Coray did, however, produce an edited version of the narrative inscribed in the large history volume (A-1). According to Coray’s later account, JS was directly involved in this reworking of the history, reading aloud and dictating revisions from the large volume. Two drafts of this work have survived. However, the main history endeavor continued in the large history volume, and there is no indication that either draft was used in subsequent compiling or in publication of the history. Though a short-lived effort, Coray’s manuscript represents the intention to revise the history, suggesting that JS had not yet settled on a final historical product even after he had directed scribes to begin inscribing the history in the large, more permanent volume in 1839.
Coray’s history draft includes departures from the material recorded in A-1 which, though minor, show an intention to refine the story. Coray deleted passages that seemed to be defensive, to plead the cause of the Saints, or to play on the reader’s sympathies—a list of grievances, for example, or complaints against individuals. The draft often softened wording about the persecution of JS and employed more moderate language in describing opposition, avoiding the word “mob” and glossing over accounts of violence.
Coray’s work on JS’s history was not located until 2005, when two manuscripts in Coray’s hand were identified among documents in the possession of the First Presidency of The Church of Jesus Christ of Latter-day Saints. These two manuscripts consisted of a lightly edited draft of the material Mulholland and Thompson had written in the large history volume, and a fair or clean copy of that material that incorporated the revisions Coray made in his earlier draft. The first draft was published in volume 1 of the Histories series of the The Joseph Smith Papers. (See History Drafts, 1838—ca. 1841.) The second or “fair copy” of the two drafts is the document herein featured.

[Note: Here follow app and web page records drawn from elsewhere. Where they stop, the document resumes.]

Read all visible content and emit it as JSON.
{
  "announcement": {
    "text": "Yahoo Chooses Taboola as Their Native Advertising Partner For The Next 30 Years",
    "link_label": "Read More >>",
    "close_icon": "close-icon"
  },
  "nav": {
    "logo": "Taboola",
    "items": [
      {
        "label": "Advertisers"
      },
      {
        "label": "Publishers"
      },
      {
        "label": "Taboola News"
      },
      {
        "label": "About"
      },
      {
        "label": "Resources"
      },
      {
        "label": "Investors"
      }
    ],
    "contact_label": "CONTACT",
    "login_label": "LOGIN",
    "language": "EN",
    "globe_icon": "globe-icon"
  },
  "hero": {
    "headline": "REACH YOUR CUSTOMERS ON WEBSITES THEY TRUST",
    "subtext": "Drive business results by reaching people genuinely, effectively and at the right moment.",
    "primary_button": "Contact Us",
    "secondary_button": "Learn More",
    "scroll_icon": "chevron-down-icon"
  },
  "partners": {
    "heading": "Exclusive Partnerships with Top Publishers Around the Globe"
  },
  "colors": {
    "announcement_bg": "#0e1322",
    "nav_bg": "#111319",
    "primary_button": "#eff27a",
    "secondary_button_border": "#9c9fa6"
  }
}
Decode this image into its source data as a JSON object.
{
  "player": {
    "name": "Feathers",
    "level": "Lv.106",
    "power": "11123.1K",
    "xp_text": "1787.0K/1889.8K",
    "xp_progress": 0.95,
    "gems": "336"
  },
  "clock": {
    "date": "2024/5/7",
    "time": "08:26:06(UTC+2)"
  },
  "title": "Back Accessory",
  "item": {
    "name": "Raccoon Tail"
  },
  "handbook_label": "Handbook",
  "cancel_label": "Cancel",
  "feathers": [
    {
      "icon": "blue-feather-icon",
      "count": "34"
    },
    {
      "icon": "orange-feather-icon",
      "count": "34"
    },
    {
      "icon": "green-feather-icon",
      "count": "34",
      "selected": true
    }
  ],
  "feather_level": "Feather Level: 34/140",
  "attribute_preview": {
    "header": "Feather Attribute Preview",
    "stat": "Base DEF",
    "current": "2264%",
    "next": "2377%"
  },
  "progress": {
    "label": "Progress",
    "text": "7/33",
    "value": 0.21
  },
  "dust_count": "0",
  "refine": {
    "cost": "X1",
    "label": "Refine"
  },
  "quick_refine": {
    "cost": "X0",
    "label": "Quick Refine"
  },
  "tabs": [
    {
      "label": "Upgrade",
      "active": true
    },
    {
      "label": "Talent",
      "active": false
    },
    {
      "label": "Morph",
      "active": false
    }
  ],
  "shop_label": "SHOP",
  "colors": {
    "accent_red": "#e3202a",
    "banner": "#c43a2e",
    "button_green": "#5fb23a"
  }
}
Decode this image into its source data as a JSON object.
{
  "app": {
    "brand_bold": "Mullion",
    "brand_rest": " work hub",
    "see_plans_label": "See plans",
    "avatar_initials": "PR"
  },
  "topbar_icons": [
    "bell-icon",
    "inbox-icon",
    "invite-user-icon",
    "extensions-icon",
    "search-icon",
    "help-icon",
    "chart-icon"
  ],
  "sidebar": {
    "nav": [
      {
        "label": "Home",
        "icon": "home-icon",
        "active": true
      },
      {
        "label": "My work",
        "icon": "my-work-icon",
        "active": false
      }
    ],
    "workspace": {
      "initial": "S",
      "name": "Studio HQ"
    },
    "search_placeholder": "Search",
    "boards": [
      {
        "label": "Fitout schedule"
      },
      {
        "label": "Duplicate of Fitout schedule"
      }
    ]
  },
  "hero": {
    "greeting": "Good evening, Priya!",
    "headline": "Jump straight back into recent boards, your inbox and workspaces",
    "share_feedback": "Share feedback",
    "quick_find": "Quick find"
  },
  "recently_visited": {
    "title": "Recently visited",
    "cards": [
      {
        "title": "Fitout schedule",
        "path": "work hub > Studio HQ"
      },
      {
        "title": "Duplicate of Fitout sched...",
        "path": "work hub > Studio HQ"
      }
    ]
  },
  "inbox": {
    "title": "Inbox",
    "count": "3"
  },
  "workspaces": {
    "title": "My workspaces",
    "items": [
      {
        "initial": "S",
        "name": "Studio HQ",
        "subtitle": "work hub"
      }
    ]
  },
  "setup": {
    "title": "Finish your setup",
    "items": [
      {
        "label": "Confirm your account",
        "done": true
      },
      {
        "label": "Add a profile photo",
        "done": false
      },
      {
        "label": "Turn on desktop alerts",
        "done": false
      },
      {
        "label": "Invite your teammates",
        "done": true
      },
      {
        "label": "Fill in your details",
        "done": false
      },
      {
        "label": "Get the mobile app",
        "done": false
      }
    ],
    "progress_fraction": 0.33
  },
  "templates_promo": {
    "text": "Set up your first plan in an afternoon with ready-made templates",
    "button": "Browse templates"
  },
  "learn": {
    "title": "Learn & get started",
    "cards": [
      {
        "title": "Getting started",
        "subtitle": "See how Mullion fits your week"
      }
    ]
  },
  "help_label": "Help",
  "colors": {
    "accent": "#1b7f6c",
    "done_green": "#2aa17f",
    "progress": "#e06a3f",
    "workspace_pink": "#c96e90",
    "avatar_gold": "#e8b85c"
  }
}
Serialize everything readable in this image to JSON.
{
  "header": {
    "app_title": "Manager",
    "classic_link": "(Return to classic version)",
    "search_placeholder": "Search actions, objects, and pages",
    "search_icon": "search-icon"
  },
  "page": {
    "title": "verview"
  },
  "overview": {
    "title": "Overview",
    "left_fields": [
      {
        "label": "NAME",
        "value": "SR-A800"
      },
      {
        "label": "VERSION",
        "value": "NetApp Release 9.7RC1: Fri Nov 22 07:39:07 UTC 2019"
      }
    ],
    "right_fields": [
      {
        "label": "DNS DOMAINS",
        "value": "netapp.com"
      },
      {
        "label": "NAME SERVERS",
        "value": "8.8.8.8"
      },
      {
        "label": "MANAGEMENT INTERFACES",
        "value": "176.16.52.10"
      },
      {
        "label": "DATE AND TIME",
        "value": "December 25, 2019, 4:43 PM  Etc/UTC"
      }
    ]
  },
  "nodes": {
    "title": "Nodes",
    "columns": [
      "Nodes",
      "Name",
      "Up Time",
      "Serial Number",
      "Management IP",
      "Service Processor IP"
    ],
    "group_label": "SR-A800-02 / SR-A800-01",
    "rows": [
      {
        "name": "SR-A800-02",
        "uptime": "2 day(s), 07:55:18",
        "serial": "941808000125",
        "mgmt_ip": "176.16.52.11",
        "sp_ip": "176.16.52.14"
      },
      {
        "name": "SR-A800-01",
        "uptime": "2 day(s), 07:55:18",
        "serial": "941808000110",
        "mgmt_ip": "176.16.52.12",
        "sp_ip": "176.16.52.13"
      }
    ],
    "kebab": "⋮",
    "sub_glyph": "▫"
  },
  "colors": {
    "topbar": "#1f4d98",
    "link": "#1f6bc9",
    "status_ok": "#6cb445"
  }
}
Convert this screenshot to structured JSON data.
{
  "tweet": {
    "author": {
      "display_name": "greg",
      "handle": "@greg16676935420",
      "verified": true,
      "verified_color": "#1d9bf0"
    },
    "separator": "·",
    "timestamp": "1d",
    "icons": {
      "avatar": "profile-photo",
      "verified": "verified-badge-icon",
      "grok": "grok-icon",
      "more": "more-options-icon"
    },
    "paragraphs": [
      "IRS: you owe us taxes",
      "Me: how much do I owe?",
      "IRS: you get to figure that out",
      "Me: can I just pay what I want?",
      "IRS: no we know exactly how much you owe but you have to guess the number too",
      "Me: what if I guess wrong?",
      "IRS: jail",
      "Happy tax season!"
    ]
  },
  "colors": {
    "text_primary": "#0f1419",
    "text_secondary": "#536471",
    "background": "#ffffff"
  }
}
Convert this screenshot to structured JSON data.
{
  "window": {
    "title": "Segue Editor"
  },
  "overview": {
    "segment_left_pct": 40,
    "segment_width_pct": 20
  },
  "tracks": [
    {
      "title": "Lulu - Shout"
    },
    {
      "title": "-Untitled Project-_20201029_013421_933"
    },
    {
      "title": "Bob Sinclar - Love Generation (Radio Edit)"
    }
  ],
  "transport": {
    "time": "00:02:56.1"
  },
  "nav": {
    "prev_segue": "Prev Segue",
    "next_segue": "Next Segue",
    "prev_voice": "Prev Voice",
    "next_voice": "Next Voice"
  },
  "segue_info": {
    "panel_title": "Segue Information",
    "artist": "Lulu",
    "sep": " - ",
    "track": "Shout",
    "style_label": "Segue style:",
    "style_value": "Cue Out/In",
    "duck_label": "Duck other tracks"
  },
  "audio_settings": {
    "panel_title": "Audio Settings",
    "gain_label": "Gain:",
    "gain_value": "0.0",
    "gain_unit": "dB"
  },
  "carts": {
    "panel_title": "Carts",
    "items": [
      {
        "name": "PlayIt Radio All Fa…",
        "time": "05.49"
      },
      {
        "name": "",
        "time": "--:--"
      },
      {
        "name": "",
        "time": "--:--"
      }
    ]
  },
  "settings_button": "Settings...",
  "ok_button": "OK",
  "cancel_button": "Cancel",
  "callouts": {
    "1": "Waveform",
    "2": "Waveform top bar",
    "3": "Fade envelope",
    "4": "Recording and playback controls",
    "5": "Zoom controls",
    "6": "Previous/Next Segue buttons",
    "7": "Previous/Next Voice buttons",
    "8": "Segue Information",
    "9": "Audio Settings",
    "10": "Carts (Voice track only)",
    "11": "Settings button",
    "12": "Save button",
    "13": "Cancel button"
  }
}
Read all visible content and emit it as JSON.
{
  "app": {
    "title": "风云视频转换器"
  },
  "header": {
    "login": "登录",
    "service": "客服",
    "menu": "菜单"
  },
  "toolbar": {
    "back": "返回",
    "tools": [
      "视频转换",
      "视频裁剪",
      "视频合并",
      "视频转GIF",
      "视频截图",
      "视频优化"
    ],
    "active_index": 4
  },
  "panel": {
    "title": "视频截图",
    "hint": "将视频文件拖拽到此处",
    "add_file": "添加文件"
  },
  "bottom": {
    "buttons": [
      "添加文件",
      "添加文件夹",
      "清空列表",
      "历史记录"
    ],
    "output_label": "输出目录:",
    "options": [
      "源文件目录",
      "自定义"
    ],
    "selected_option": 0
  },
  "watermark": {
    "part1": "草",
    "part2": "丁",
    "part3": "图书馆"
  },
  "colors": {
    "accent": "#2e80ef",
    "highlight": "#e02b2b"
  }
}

An inscription in Coray’s handwriting at the bottom of the first page of this document identifies it as the second copy. In 1869 Coray signed a statement that was later attached to the paper wrapper that enclosed the two drafts: “These hundred pages of History were written by me, under Joseph the Prophet’s dictation. Dr Miller helped me a little in writing the same.”
For more information about the relationship between the history drafts, see Introduction to Early Drafts of History, 1838–1856.